President Xi Jinping of China arrives in the United States on September 24, 2015, for an extended visit that includes a summit with President Barack Obama on September 25 and a speech at the United Nations on September 28.
China experts--economists, political scientists, government officials, politicians, businessmen, and countless journalists, television commentators, pundits, and bloggers--will interpret every nuance of Xi's public remarks, facial expressions, gestures, places he visits, and so on.
The White House will claim that President Obama is talking tough with President Xi on China's island building in the South China Sea, cyber-security, intellectual property rights, the exchange rate of China's currency, and other matters of importance to the United States. What goes on behind the scenes will be subject to endless speculation.
Thoughtful Ideas can help you, the reader, get a handle on the outcome of President Xi's visit.
Your friendly proprietor studied Mandarin (and a smidgeon of Cantonese) in Hong Kong in 1963, along with years of Chinese history, culture, economics, politics, art, and other aspects of Chinese life. Taking creative license with Chinese grammar for euphonic effects, I wrote a short couplet that describes contemporary Chinese behavior.
My eight-character couplet (eight for good fortune):
Ni yao, ni shuo
Wo yao, wo zuo
You say what you want
I do what I want
President Xi will listen patiently to President Obama and everyone else he meets during his visit. Upon returning home, he and his colleagues will do what they want, much to the dismay of what the experts said about the agreements that were presumably reached with American officials and business leaders.
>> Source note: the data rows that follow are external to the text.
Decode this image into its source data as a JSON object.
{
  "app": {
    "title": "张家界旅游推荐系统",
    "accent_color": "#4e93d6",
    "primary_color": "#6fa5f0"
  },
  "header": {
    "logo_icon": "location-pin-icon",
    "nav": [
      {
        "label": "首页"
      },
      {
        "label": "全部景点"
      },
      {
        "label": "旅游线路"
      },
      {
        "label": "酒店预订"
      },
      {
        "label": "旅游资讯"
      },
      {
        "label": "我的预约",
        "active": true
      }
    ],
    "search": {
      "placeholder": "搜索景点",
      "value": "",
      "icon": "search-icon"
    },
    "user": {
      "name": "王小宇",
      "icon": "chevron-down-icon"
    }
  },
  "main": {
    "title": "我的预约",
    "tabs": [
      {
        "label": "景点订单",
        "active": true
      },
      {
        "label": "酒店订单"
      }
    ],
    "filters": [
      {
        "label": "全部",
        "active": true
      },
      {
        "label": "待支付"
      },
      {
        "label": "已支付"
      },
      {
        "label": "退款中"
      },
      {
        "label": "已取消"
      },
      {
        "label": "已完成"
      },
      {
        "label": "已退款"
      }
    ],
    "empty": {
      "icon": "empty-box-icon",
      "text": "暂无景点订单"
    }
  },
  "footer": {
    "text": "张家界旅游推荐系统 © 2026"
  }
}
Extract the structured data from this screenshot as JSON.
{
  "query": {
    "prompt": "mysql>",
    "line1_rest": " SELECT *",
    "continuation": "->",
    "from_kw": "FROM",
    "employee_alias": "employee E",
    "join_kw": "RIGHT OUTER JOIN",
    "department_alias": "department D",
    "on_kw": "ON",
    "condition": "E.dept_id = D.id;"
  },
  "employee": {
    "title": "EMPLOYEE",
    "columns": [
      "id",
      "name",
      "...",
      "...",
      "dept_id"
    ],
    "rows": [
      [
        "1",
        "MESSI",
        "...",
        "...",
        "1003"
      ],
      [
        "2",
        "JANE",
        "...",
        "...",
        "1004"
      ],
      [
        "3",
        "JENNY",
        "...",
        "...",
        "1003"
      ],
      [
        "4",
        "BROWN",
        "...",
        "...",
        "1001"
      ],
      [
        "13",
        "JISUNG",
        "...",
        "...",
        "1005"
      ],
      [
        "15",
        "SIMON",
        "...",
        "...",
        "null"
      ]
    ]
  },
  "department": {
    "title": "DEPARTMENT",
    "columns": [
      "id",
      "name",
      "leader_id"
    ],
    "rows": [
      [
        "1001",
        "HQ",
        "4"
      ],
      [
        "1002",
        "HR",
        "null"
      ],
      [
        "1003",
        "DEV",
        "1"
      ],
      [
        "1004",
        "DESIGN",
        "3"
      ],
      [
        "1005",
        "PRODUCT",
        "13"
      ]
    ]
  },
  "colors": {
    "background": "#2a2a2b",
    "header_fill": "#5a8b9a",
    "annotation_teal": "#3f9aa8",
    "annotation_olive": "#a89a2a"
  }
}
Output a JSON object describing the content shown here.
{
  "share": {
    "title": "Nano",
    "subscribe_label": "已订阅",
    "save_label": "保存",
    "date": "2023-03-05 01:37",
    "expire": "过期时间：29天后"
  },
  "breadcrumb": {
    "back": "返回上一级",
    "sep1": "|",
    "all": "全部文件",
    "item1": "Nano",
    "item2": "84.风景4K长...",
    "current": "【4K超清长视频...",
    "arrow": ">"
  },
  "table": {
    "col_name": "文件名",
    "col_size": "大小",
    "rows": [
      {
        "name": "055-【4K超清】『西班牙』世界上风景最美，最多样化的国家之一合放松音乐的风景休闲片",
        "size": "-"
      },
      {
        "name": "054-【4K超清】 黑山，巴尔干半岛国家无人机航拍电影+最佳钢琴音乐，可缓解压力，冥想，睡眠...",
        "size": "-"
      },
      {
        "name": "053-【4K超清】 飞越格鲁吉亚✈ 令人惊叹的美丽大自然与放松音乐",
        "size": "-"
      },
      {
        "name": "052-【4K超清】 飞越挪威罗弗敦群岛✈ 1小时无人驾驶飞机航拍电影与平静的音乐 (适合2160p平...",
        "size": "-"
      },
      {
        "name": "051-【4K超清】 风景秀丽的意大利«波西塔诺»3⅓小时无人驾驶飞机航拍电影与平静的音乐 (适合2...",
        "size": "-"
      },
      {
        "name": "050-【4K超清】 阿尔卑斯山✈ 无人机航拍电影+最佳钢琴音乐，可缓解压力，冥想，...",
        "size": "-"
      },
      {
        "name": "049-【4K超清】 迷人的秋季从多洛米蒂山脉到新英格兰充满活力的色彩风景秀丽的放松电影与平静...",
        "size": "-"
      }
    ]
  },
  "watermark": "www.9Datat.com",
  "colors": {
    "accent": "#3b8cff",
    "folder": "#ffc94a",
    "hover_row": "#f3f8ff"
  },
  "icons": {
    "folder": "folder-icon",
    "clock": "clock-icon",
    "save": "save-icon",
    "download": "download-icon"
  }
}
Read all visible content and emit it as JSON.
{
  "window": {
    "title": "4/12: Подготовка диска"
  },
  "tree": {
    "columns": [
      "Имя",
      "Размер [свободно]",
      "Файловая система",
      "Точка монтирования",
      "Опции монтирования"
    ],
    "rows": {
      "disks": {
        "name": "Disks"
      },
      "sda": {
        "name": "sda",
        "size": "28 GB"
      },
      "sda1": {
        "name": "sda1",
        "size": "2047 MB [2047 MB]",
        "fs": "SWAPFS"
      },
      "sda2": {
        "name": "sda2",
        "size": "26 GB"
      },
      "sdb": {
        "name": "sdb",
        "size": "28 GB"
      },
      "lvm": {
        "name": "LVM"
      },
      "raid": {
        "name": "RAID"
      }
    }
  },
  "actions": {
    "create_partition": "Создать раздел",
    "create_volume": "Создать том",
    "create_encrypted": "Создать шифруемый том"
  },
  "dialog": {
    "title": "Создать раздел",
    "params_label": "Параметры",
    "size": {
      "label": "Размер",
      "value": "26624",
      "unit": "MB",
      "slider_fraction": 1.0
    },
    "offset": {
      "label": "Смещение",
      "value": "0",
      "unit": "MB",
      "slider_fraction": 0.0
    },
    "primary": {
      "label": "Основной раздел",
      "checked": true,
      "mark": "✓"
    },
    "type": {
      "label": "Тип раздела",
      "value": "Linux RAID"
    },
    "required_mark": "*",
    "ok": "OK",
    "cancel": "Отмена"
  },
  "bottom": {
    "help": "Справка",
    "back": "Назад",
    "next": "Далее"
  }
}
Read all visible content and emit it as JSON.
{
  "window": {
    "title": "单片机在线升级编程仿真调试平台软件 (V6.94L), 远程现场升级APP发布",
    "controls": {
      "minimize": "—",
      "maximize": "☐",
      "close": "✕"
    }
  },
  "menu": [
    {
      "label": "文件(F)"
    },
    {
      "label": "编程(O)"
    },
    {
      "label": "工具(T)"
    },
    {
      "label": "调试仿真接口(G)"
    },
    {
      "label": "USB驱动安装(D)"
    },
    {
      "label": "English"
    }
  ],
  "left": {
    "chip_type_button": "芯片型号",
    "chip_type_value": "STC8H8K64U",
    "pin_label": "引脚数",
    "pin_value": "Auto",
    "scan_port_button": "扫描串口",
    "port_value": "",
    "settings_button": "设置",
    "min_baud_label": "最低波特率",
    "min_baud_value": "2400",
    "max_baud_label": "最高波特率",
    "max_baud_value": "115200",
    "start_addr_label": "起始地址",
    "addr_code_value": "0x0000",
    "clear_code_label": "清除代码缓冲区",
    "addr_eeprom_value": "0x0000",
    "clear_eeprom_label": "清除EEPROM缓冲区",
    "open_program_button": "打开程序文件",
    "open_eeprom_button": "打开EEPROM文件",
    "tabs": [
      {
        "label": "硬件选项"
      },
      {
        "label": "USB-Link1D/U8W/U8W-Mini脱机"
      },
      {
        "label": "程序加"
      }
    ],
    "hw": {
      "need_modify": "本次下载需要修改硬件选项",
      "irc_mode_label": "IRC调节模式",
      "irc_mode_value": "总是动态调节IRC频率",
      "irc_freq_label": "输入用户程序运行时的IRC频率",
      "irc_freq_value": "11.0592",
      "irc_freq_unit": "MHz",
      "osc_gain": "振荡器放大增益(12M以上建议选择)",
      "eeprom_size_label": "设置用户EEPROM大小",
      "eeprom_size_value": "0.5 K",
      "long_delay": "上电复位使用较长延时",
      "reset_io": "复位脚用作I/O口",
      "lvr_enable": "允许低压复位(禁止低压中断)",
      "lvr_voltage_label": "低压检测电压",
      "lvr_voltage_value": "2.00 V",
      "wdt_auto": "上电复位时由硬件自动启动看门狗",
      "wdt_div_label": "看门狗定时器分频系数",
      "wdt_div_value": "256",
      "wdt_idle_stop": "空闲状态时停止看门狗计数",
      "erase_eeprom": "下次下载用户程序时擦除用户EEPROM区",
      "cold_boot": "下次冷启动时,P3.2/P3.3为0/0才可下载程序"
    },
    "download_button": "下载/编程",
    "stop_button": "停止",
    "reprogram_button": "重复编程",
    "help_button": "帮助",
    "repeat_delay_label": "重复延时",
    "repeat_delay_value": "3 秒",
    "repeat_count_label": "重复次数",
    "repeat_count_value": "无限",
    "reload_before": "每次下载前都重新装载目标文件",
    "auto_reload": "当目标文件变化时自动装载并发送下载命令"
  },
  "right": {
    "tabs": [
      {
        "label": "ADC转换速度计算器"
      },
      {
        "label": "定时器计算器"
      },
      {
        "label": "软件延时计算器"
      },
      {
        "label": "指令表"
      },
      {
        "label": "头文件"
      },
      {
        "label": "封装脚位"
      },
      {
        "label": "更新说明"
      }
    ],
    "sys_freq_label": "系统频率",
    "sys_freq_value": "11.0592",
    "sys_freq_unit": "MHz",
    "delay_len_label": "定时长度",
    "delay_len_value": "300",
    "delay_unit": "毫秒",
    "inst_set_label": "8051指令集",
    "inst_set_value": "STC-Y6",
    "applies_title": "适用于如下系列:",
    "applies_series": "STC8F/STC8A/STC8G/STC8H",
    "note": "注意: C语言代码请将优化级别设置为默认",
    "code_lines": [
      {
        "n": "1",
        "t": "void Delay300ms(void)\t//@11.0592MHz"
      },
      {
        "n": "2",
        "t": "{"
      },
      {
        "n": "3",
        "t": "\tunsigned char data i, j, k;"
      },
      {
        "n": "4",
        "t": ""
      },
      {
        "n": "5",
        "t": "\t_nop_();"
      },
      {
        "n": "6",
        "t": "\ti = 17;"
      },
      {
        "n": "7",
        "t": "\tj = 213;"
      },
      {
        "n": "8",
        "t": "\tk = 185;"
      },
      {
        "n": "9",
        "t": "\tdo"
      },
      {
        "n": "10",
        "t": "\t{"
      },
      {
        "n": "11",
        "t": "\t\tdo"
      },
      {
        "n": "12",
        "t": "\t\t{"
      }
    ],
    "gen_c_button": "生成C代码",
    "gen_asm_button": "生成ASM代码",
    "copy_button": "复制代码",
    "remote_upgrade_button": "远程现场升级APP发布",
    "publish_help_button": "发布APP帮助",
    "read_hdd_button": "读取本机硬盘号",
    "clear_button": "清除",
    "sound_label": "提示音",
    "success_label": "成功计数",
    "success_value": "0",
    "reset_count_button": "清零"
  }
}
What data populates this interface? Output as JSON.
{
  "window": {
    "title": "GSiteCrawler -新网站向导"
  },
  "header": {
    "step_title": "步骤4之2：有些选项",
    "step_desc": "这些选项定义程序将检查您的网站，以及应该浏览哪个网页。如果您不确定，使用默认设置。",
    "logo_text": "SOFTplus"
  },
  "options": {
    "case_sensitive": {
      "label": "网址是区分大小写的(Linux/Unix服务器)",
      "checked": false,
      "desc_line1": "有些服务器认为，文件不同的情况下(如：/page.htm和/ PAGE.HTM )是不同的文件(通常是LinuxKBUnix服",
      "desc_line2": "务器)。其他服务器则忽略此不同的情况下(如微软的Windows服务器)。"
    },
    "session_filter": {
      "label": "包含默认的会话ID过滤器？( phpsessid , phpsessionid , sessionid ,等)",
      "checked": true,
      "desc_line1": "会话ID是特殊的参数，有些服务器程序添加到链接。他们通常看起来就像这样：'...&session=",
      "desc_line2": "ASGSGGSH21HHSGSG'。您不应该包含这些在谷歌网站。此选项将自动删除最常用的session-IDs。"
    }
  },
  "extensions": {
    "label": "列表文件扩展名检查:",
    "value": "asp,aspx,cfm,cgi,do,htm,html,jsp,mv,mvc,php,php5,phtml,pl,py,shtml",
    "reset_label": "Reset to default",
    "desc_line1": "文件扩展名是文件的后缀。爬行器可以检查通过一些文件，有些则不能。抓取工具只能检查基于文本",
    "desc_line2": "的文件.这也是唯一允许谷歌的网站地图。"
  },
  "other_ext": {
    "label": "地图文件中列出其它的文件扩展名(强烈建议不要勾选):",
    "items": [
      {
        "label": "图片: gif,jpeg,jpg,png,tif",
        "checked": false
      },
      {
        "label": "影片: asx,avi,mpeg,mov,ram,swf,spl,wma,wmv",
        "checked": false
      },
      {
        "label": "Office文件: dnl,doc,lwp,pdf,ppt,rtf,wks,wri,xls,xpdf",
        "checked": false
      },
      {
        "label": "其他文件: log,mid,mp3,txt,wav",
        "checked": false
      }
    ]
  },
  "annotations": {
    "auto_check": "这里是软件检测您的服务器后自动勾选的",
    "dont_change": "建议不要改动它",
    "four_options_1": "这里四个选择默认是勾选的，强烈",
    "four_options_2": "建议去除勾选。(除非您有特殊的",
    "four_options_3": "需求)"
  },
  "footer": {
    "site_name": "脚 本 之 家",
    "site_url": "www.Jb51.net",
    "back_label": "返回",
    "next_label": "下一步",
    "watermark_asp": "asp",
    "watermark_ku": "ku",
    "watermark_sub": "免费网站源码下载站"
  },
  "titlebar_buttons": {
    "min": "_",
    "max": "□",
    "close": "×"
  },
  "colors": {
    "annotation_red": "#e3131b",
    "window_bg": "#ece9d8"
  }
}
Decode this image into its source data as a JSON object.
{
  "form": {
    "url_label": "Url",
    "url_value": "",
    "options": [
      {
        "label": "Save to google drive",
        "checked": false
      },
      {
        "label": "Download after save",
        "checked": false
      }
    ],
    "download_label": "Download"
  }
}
In short, pay no attention to the chattering classes that try to interpret his visit for you.